EXERCISE PROMPT ▸ Could you restate all of the entries, word for word?

☆ ☆ ☆ ☆ ☆

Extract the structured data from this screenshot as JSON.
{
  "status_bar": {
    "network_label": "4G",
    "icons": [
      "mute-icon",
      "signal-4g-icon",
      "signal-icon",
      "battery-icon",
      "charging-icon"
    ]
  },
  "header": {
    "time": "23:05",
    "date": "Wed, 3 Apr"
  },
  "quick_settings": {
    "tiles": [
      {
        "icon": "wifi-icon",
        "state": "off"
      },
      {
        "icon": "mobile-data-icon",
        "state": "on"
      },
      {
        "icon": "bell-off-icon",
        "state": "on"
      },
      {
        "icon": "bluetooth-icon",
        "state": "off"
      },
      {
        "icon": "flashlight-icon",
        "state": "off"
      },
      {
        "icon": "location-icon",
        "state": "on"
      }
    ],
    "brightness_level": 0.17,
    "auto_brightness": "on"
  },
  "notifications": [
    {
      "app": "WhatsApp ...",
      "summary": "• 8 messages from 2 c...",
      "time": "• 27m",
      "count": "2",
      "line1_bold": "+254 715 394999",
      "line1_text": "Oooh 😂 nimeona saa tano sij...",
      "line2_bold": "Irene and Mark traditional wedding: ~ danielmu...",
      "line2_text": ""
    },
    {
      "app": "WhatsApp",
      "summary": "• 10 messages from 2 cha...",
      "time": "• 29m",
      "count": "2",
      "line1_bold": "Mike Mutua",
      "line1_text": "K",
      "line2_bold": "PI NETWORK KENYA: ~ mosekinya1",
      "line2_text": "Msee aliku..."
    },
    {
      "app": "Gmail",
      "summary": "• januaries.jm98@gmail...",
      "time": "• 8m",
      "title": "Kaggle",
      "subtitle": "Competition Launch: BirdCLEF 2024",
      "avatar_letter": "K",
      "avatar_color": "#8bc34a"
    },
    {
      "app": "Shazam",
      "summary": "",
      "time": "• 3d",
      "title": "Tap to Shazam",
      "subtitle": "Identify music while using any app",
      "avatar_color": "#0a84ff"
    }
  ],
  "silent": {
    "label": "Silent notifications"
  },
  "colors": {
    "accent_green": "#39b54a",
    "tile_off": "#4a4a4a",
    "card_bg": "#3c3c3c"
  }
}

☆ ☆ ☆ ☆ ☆

TASK RESPONSE ▸
Extract the structured data from this screenshot as JSON.
{
  "status_bar": {
    "network_label": "4G",
    "icons": [
      "mute-icon",
      "signal-4g-icon",
      "signal-icon",
      "battery-icon",
      "charging-icon"
    ]
  },
  "header": {
    "time": "23:05",
    "date": "Wed, 3 Apr"
  },
  "quick_settings": {
    "tiles": [
      {
        "icon": "wifi-icon",
        "state": "off"
      },
      {
        "icon": "mobile-data-icon",
        "state": "on"
      },
      {
        "icon": "bell-off-icon",
        "state": "on"
      },
      {
        "icon": "bluetooth-icon",
        "state": "off"
      },
      {
        "icon": "flashlight-icon",
        "state": "off"
      },
      {
        "icon": "location-icon",
        "state": "on"
      }
    ],
    "brightness_level": 0.17,
    "auto_brightness": "on"
  },
  "notifications": [
    {
      "app": "WhatsApp ...",
      "summary": "• 8 messages from 2 c...",
      "time": "• 27m",
      "count": "2",
      "line1_bold": "+254 715 394999",
      "line1_text": "Oooh 😂 nimeona saa tano sij...",
      "line2_bold": "Irene and Mark traditional wedding: ~ danielmu...",
      "line2_text": ""
    },
    {
      "app": "WhatsApp",
      "summary": "• 10 messages from 2 cha...",
      "time": "• 29m",
      "count": "2",
      "line1_bold": "Mike Mutua",
      "line1_text": "K",
      "line2_bold": "PI NETWORK KENYA: ~ mosekinya1",
      "line2_text": "Msee aliku..."
    },
    {
      "app": "Gmail",
      "summary": "• januaries.jm98@gmail...",
      "time": "• 8m",
      "title": "Kaggle",
      "subtitle": "Competition Launch: BirdCLEF 2024",
      "avatar_letter": "K",
      "avatar_color": "#8bc34a"
    },
    {
      "app": "Shazam",
      "summary": "",
      "time": "• 3d",
      "title": "Tap to Shazam",
      "subtitle": "Identify music while using any app",
      "avatar_color": "#0a84ff"
    }
  ],
  "silent": {
    "label": "Silent notifications"
  },
  "colors": {
    "accent_green": "#39b54a",
    "tile_off": "#4a4a4a",
    "card_bg": "#3c3c3c"
  }
}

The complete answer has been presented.